With the new bolts in place, fit a new wax ring on the flange and set the toilet carefully over the bolts, pressing gently until it rests flat on the floor. Make sure not to make it too tight. Install the toilet valve assembly. You may need to install the valve assembly all the parts inside the tank if it is not pre-installed.How do you remove closet/toilet bolts from flange still in floor?
There should be appropriate instructions on the packaging when you purchase the assembly, but you can also ask your local hardware store employee for advice. Install the toilet seat lid and ring. If they were not already installed, you will need to secure these to the toilet with the appropriate bolts. Reconnect the supply line. Reconnect the water supply line, using either the new line or the old one if it was in good shape.
Turn the water back on. Try flushing a few times once the water is on to make sure there are no leaks. Caulk the base of the toilet. Choose an appropriate caulk and thoroughly caulk around the base of the toilet. You may prefer to omit this last step.
If you have a leaking wax seal on your toilet, or if a wax ring seal leak develops later, you will trap water under the base of the toilet. If the sub-floor is wood it will eventually rot it out leading to all sorts of problems when repairs are necessary.
No, it only works temporarily and is done by many an "expert" plumber. Forget the wax and go wax-free with a silicone foam ring, they handle a much larger gap for improper toilet installations. Not Helpful 0 Helpful 2.
Replace a Toilet
How long does it take to replace a toilet? For a novice, 1 hour, assuming the toilet's just being replaced for water or flush efficiency.
For a pro, minutes at the most. Not Helpful 0 Helpful 0.
How to Replace Toilet Anchor Bolts
I have a round shape toilet bowl. Can I replace it with an oval shape bowl? The toilet you are measuring is actually 12 inch rough in. An oval shape toilet will go right on with no problems.
Be sure to check the toilet flange in the floor for cracks. Spread old newspapers over the towels to avoid an additional mess as the remains of the wax ring may stick to the bottom of the bowl.
Scrape the old wax ring from the floor flange with a putty knife to access the closet bolts. Some wax rings come with a polyethylene flange that installs into the floor's waste opening. Remove this flange form the floor opening, if applicable. Remove the nuts and washers holding the original closet bolts in the flange. Slide the bolts along the slots in the flange to the keyhole opening.
Lift the bolts from the flange. Alternatively, if your flange does not have keyhole openings in the slots, loosen the bolts holding the flange to the floor until you can tilt the closet bolt heads from the slots in the flange. Insert new closet bolts into the flange. Slide the bolts to the location of the original closet bolts.

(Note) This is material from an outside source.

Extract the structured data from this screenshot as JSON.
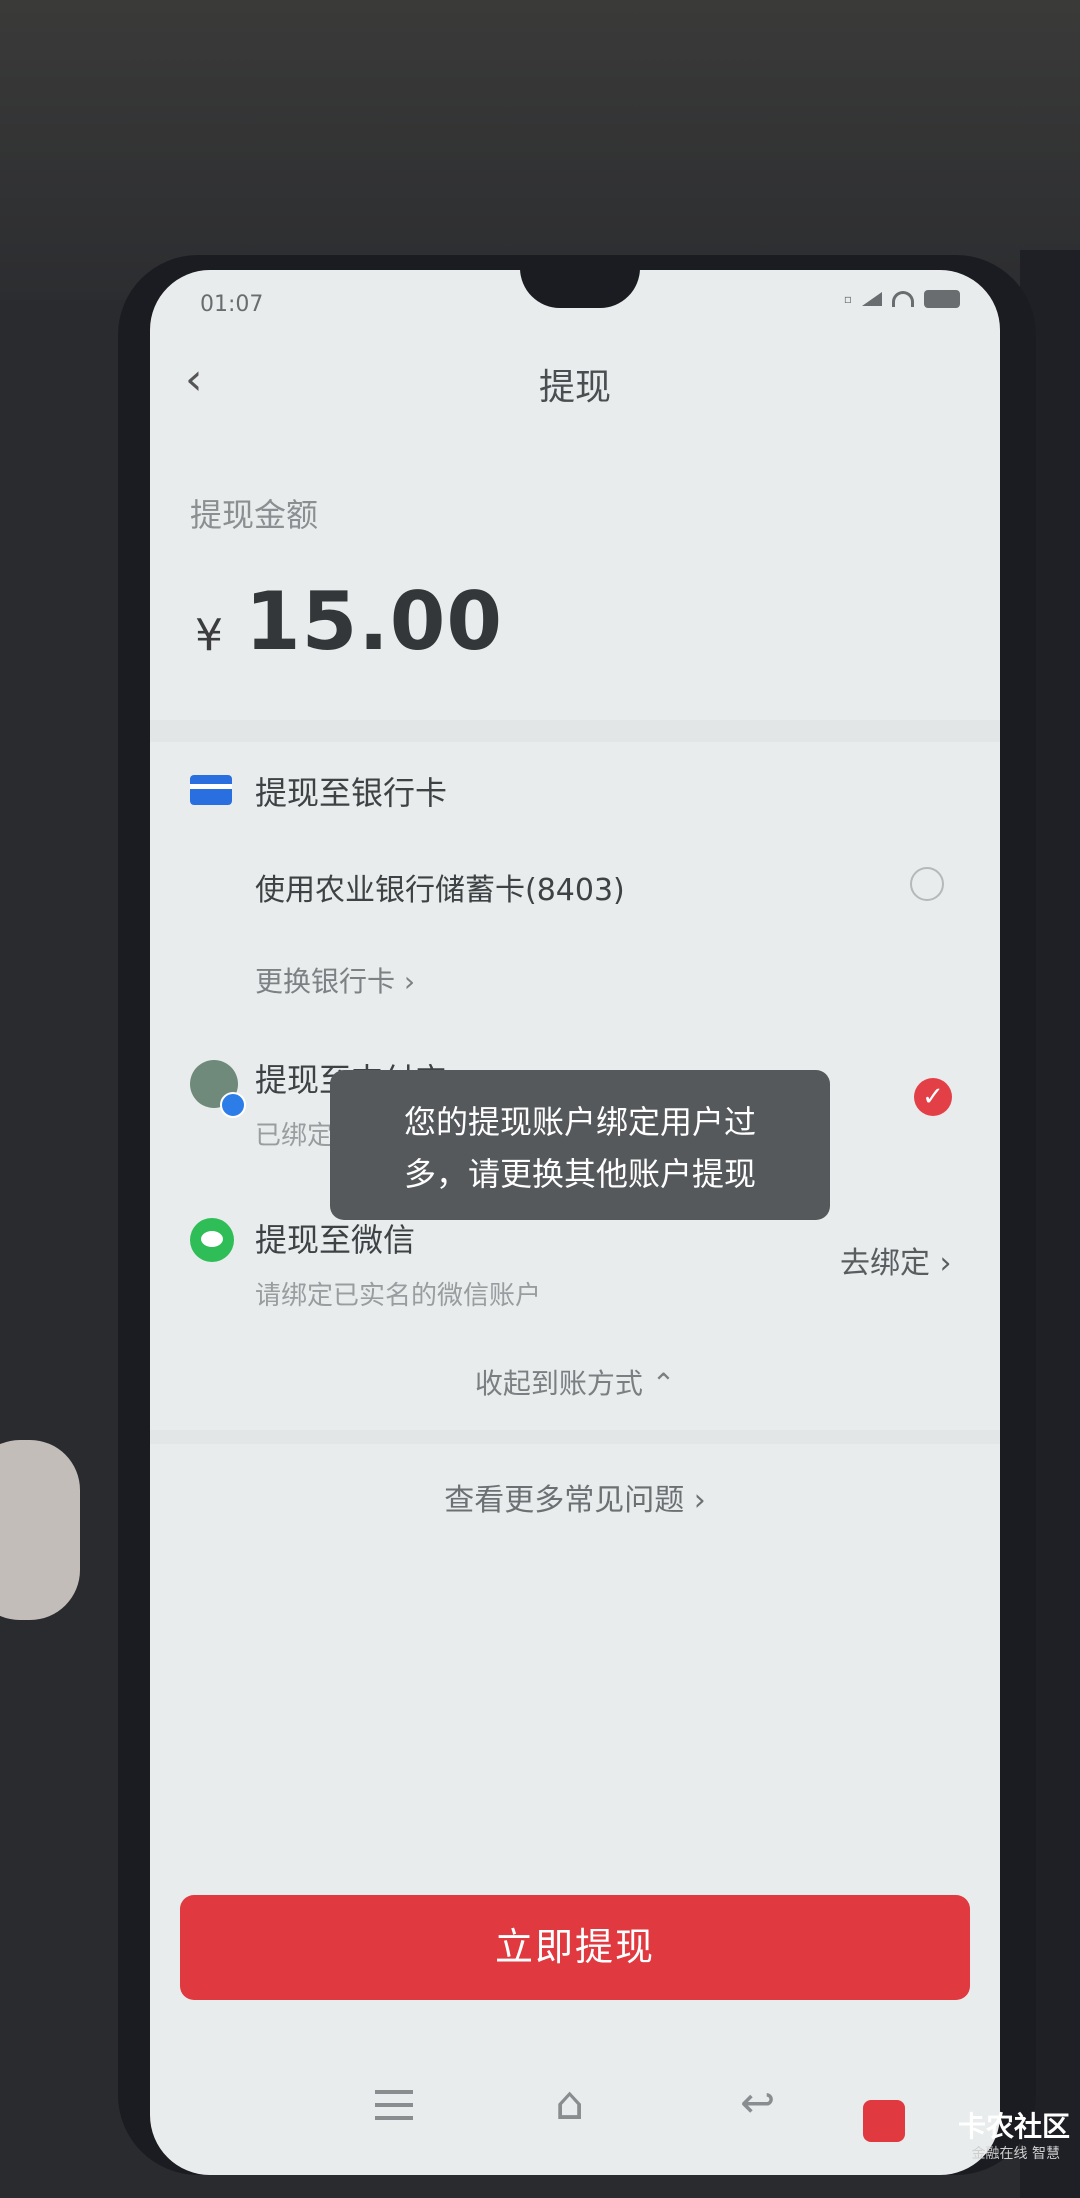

Secure the bolts with new noncorrosive washers and nuts. Install a new wax ring onto the flange around the floor opening. Lift the toilet bowl and set it into place over the ring and closet bolts. Clean any wax ring remains from the bottom of the bowl before resetting the bowl onto the bolts and flange.
Understanding what is necessary from them will ensure that you get the correct type. Begin by removing the existing toilet bolts with a wrench, if they are present. The withdrawn bolts can be used to ensure that the correct sized replacements are obtained.
Where a new installation is taking place and there are no bolts to remove, measure the diameter of the holes at the base of the toilet bowl and at the rear of the cistern and use these dimensions. If you are not undertaking a straight replacement, you will need to start by drilling the holes to accommodate the toilet bolts.